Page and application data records

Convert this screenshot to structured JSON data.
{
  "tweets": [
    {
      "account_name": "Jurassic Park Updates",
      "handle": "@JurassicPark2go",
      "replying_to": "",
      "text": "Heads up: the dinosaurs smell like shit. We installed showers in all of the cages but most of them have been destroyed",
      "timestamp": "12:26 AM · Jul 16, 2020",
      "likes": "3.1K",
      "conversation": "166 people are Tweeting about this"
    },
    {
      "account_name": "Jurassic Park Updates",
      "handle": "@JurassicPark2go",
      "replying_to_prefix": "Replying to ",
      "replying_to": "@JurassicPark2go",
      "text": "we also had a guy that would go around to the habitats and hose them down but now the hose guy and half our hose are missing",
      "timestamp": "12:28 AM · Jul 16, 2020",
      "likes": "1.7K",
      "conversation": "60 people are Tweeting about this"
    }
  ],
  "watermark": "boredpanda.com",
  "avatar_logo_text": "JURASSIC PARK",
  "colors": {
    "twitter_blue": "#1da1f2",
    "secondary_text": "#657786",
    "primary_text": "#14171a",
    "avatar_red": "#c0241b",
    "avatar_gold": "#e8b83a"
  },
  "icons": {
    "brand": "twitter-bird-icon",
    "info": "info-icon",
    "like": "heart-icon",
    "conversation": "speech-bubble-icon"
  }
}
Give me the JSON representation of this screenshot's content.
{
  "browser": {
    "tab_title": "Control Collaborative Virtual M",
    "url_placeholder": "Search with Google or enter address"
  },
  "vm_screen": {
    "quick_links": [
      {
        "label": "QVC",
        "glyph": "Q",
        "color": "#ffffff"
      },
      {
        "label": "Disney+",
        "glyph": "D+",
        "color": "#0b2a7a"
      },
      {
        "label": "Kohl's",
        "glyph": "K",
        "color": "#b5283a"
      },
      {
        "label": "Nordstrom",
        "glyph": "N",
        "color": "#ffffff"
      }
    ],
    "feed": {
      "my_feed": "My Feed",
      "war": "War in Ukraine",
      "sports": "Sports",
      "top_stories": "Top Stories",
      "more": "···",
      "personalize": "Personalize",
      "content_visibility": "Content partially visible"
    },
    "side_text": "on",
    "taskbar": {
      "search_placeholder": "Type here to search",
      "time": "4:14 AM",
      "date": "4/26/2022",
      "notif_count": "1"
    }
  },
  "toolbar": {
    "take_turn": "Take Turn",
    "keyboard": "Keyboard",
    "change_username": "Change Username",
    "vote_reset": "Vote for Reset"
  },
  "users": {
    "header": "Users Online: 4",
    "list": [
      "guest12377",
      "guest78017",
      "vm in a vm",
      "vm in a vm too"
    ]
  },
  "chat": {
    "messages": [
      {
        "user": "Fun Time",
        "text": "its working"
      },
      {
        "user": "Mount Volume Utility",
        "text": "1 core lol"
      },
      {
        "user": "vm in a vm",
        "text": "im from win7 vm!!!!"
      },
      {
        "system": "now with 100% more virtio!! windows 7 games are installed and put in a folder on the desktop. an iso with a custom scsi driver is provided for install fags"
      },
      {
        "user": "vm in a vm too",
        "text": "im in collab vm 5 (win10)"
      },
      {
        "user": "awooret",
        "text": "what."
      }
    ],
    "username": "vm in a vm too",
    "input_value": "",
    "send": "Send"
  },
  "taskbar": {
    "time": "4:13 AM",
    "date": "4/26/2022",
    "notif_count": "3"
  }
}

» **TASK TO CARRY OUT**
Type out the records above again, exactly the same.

» **RESPONSE TO THE TASK**
Convert this screenshot to structured JSON data.
{
  "tweets": [
    {
      "account_name": "Jurassic Park Updates",
      "handle": "@JurassicPark2go",
      "replying_to": "",
      "text": "Heads up: the dinosaurs smell like shit. We installed showers in all of the cages but most of them have been destroyed",
      "timestamp": "12:26 AM · Jul 16, 2020",
      "likes": "3.1K",
      "conversation": "166 people are Tweeting about this"
    },
    {
      "account_name": "Jurassic Park Updates",
      "handle": "@JurassicPark2go",
      "replying_to_prefix": "Replying to ",
      "replying_to": "@JurassicPark2go",
      "text": "we also had a guy that would go around to the habitats and hose them down but now the hose guy and half our hose are missing",
      "timestamp": "12:28 AM · Jul 16, 2020",
      "likes": "1.7K",
      "conversation": "60 people are Tweeting about this"
    }
  ],
  "watermark": "boredpanda.com",
  "avatar_logo_text": "JURASSIC PARK",
  "colors": {
    "twitter_blue": "#1da1f2",
    "secondary_text": "#657786",
    "primary_text": "#14171a",
    "avatar_red": "#c0241b",
    "avatar_gold": "#e8b83a"
  },
  "icons": {
    "brand": "twitter-bird-icon",
    "info": "info-icon",
    "like": "heart-icon",
    "conversation": "speech-bubble-icon"
  }
}
Give me the JSON representation of this screenshot's content.
{
  "browser": {
    "tab_title": "Control Collaborative Virtual M",
    "url_placeholder": "Search with Google or enter address"
  },
  "vm_screen": {
    "quick_links": [
      {
        "label": "QVC",
        "glyph": "Q",
        "color": "#ffffff"
      },
      {
        "label": "Disney+",
        "glyph": "D+",
        "color": "#0b2a7a"
      },
      {
        "label": "Kohl's",
        "glyph": "K",
        "color": "#b5283a"
      },
      {
        "label": "Nordstrom",
        "glyph": "N",
        "color": "#ffffff"
      }
    ],
    "feed": {
      "my_feed": "My Feed",
      "war": "War in Ukraine",
      "sports": "Sports",
      "top_stories": "Top Stories",
      "more": "···",
      "personalize": "Personalize",
      "content_visibility": "Content partially visible"
    },
    "side_text": "on",
    "taskbar": {
      "search_placeholder": "Type here to search",
      "time": "4:14 AM",
      "date": "4/26/2022",
      "notif_count": "1"
    }
  },
  "toolbar": {
    "take_turn": "Take Turn",
    "keyboard": "Keyboard",
    "change_username": "Change Username",
    "vote_reset": "Vote for Reset"
  },
  "users": {
    "header": "Users Online: 4",
    "list": [
      "guest12377",
      "guest78017",
      "vm in a vm",
      "vm in a vm too"
    ]
  },
  "chat": {
    "messages": [
      {
        "user": "Fun Time",
        "text": "its working"
      },
      {
        "user": "Mount Volume Utility",
        "text": "1 core lol"
      },
      {
        "user": "vm in a vm",
        "text": "im from win7 vm!!!!"
      },
      {
        "system": "now with 100% more virtio!! windows 7 games are installed and put in a folder on the desktop. an iso with a custom scsi driver is provided for install fags"
      },
      {
        "user": "vm in a vm too",
        "text": "im in collab vm 5 (win10)"
      },
      {
        "user": "awooret",
        "text": "what."
      }
    ],
    "username": "vm in a vm too",
    "input_value": "",
    "send": "Send"
  },
  "taskbar": {
    "time": "4:13 AM",
    "date": "4/26/2022",
    "notif_count": "3"
  }
}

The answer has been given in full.